[Records contained in a dataset]
----

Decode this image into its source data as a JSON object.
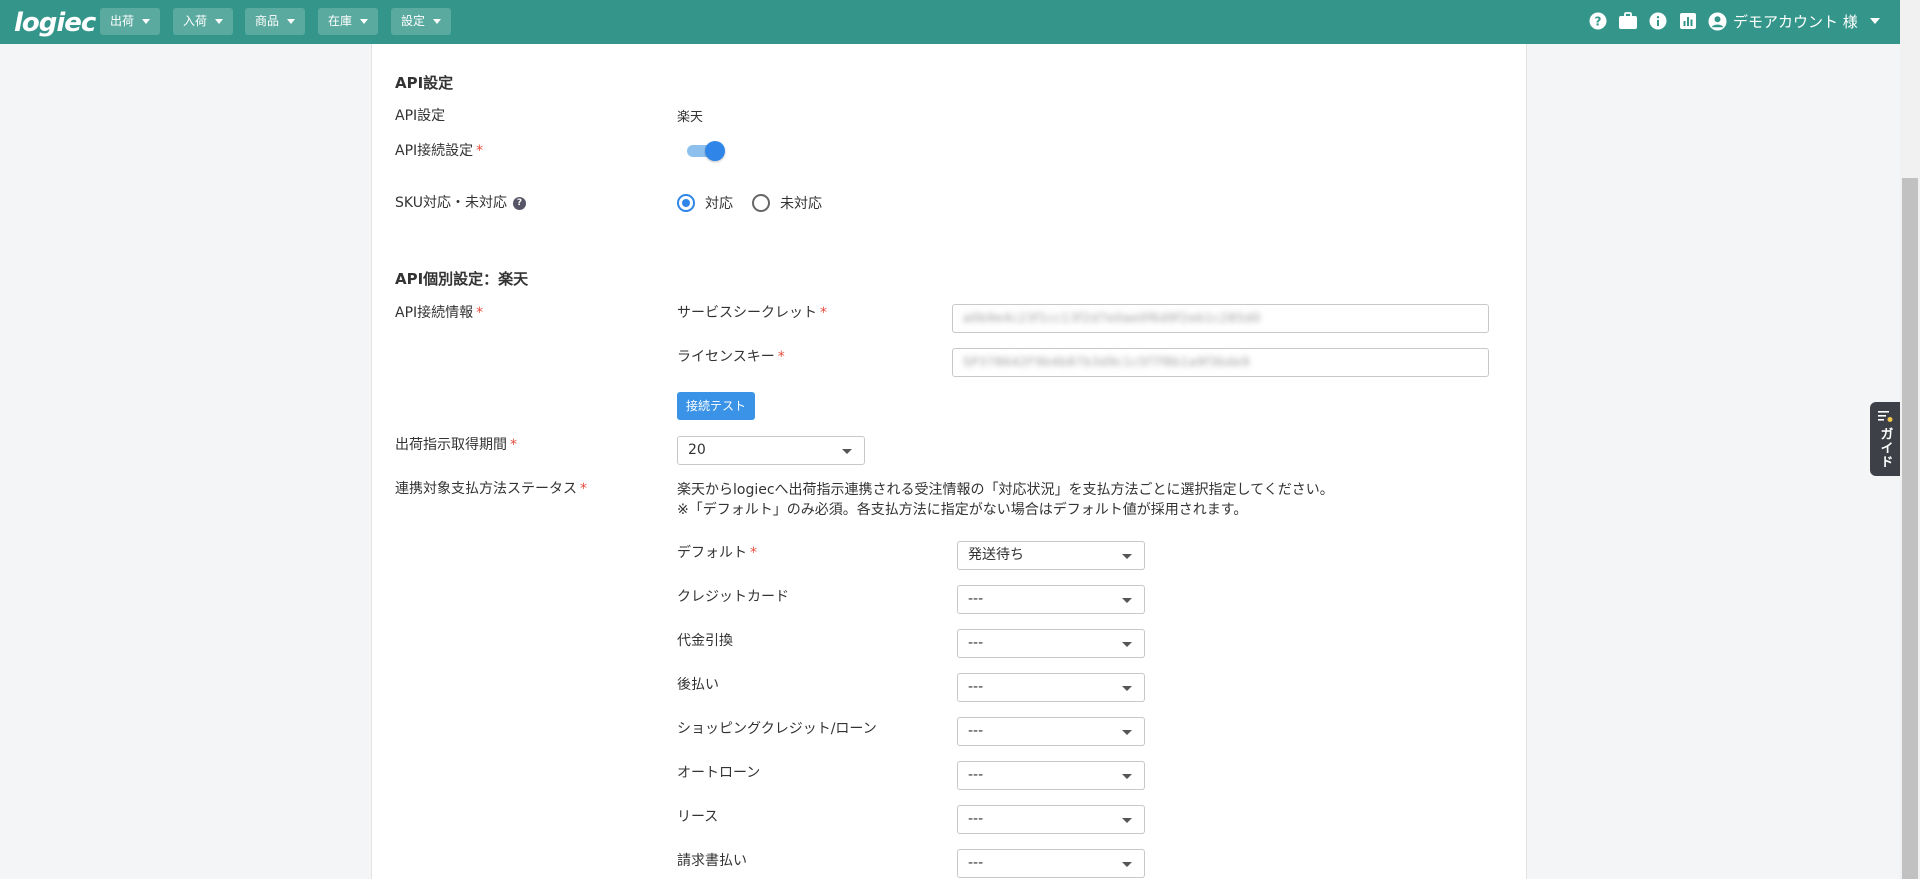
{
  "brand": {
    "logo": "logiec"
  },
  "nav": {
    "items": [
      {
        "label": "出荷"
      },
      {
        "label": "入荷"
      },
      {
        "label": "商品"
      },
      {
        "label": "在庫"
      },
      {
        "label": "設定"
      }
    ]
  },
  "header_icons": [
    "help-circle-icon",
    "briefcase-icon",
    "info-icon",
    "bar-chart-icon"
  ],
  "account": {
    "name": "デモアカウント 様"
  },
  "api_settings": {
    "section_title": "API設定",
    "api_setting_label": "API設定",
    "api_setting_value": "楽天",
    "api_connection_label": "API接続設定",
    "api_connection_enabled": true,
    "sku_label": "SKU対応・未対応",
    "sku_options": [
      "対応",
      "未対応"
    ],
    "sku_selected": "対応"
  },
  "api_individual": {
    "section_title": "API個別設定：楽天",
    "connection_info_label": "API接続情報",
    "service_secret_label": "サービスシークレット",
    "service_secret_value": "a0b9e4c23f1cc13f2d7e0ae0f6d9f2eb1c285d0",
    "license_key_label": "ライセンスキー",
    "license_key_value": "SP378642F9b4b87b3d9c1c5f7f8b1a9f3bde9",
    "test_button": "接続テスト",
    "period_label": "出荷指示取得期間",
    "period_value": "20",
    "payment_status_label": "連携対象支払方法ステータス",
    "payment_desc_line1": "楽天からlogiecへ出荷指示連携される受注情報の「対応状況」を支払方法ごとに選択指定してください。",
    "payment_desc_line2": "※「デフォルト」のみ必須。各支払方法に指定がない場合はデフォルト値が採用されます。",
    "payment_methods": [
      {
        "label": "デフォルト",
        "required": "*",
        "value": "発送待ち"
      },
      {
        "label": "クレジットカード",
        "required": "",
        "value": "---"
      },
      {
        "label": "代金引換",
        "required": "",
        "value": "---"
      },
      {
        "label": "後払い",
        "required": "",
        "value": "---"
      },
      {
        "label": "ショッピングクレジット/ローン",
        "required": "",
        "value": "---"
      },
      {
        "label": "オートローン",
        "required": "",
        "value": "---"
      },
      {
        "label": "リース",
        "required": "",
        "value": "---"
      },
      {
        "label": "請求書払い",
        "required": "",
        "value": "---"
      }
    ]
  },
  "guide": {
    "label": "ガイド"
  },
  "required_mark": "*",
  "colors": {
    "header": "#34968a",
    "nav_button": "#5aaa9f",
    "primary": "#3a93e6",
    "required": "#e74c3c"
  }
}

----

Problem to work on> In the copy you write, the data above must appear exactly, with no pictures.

Solved exercise>
Decode this image into its source data as a JSON object.
{
  "brand": {
    "logo": "logiec"
  },
  "nav": {
    "items": [
      {
        "label": "出荷"
      },
      {
        "label": "入荷"
      },
      {
        "label": "商品"
      },
      {
        "label": "在庫"
      },
      {
        "label": "設定"
      }
    ]
  },
  "header_icons": [
    "help-circle-icon",
    "briefcase-icon",
    "info-icon",
    "bar-chart-icon"
  ],
  "account": {
    "name": "デモアカウント 様"
  },
  "api_settings": {
    "section_title": "API設定",
    "api_setting_label": "API設定",
    "api_setting_value": "楽天",
    "api_connection_label": "API接続設定",
    "api_connection_enabled": true,
    "sku_label": "SKU対応・未対応",
    "sku_options": [
      "対応",
      "未対応"
    ],
    "sku_selected": "対応"
  },
  "api_individual": {
    "section_title": "API個別設定：楽天",
    "connection_info_label": "API接続情報",
    "service_secret_label": "サービスシークレット",
    "service_secret_value": "a0b9e4c23f1cc13f2d7e0ae0f6d9f2eb1c285d0",
    "license_key_label": "ライセンスキー",
    "license_key_value": "SP378642F9b4b87b3d9c1c5f7f8b1a9f3bde9",
    "test_button": "接続テスト",
    "period_label": "出荷指示取得期間",
    "period_value": "20",
    "payment_status_label": "連携対象支払方法ステータス",
    "payment_desc_line1": "楽天からlogiecへ出荷指示連携される受注情報の「対応状況」を支払方法ごとに選択指定してください。",
    "payment_desc_line2": "※「デフォルト」のみ必須。各支払方法に指定がない場合はデフォルト値が採用されます。",
    "payment_methods": [
      {
        "label": "デフォルト",
        "required": "*",
        "value": "発送待ち"
      },
      {
        "label": "クレジットカード",
        "required": "",
        "value": "---"
      },
      {
        "label": "代金引換",
        "required": "",
        "value": "---"
      },
      {
        "label": "後払い",
        "required": "",
        "value": "---"
      },
      {
        "label": "ショッピングクレジット/ローン",
        "required": "",
        "value": "---"
      },
      {
        "label": "オートローン",
        "required": "",
        "value": "---"
      },
      {
        "label": "リース",
        "required": "",
        "value": "---"
      },
      {
        "label": "請求書払い",
        "required": "",
        "value": "---"
      }
    ]
  },
  "guide": {
    "label": "ガイド"
  },
  "required_mark": "*",
  "colors": {
    "header": "#34968a",
    "nav_button": "#5aaa9f",
    "primary": "#3a93e6",
    "required": "#e74c3c"
  }
}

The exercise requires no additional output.